Also, as I understand it, all oil exporting countries choose to use US$ for all purchases of oil, and there is a lot of political pressure to keep it that way.  Iraq start requesting that they get paid in Euros.  Then the US invaded Iraq, and Iraq suddenly started accepting only US$ again.

To add to this and clarify what I think may be the middle ground.  The prices START in US dollars no matter what.  You can pay Euro's for this oil, but the exchange rates determine how much Euro's you pay, thus the underlying petrodollar is still true.  This in effect causes international banks around the world to hold US dollars in reserve to perform the FOREX operations.  I know the Middle East loves European banks to park some US cash.  Damn look at Saddam hording 1B in US notes, HARD CASH!
So the Arabs loan us the money to buy their oil meaning that we are also paying interest on top of the price of oil. At these levels of debt it is more their problem than ours'.
You are very right. Almost everyone is lending money to the americans. With the borrowed money the americans buy all the stuff they like to consume. But when the americans no longer pay back their lones, it is not they who will be in trouble, it is the rest of the world.

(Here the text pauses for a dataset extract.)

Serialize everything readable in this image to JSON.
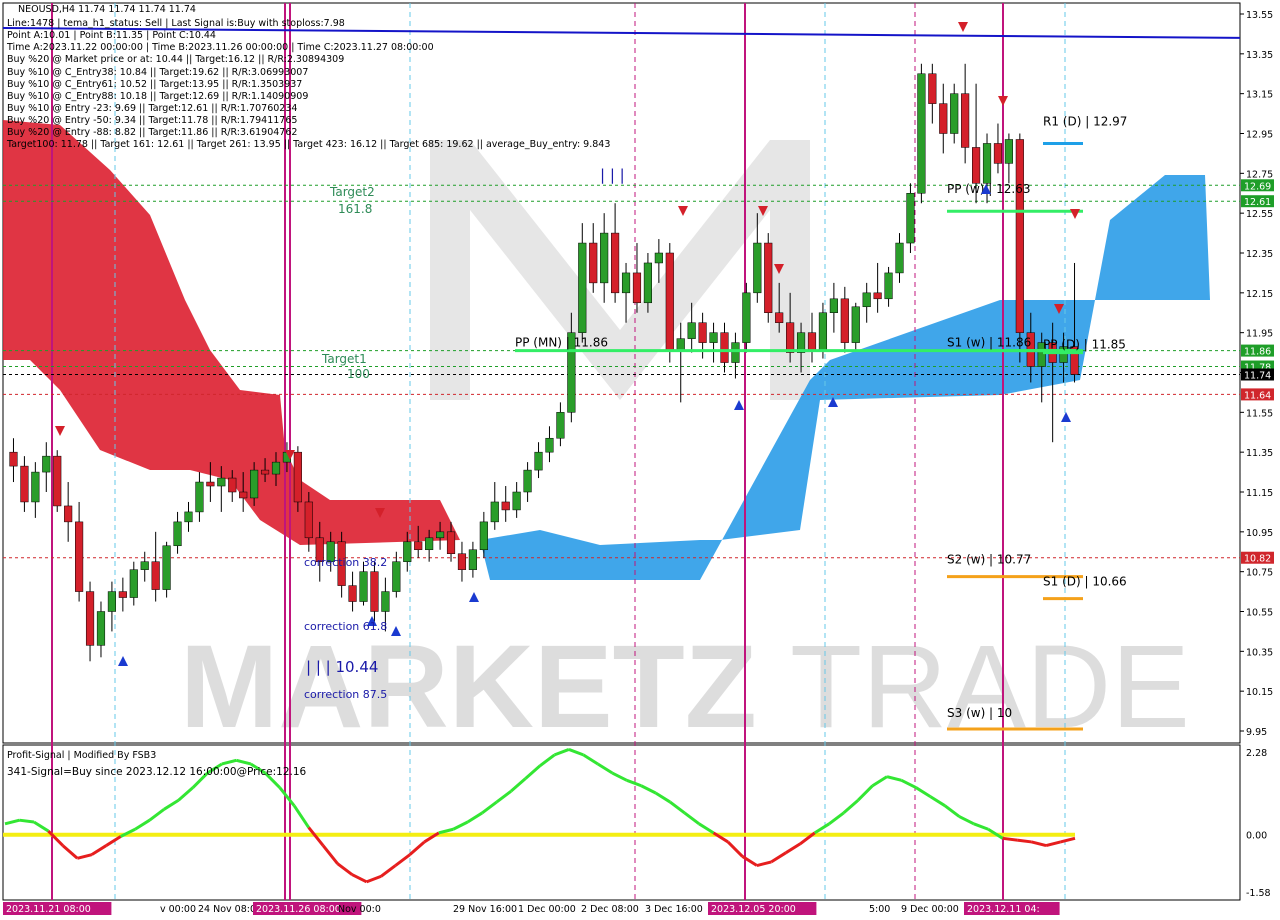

I really don't understand why the rest of the world keeps lending money to america, why don't they buy something usefull for themselfs with it?

Much of the countries that lend money to the US have an interest in US spending: eg. China to sell widgets, Saudi-Arabia to sell oil.

When the world stops lending it's unlikely that their former loans will be repaid, but they aren't throwing good money after bad anymore. The US, on the other hand, will need to find other sources of funding (difficult, with a service economy), or cut back spending (infectuous, with a service economy).

To keep the merry-go-round going.  Don't you want to be comfortable (prior to downturn) for as long as possible?  I'm not adding to my personal debt except for college which sadly I can do little, but I'm in my last year.

Wow a small spill thats barely in the news and we have to
open the strategic reserves.


I thought this was interesting.

Egyptian officials said their government asked Hamas to release the soldier and deployed 2,500 extra soldiers along the border with Gaza to prevent an influx of Palestinians if Israel invaded. Egypt also imposed a nighttime curfew on residents along the border.
yea but it's been tit for tat there between the two.
Which two?

And I think it was Carlin who said "If it's tit for tat, where can I get some tat?"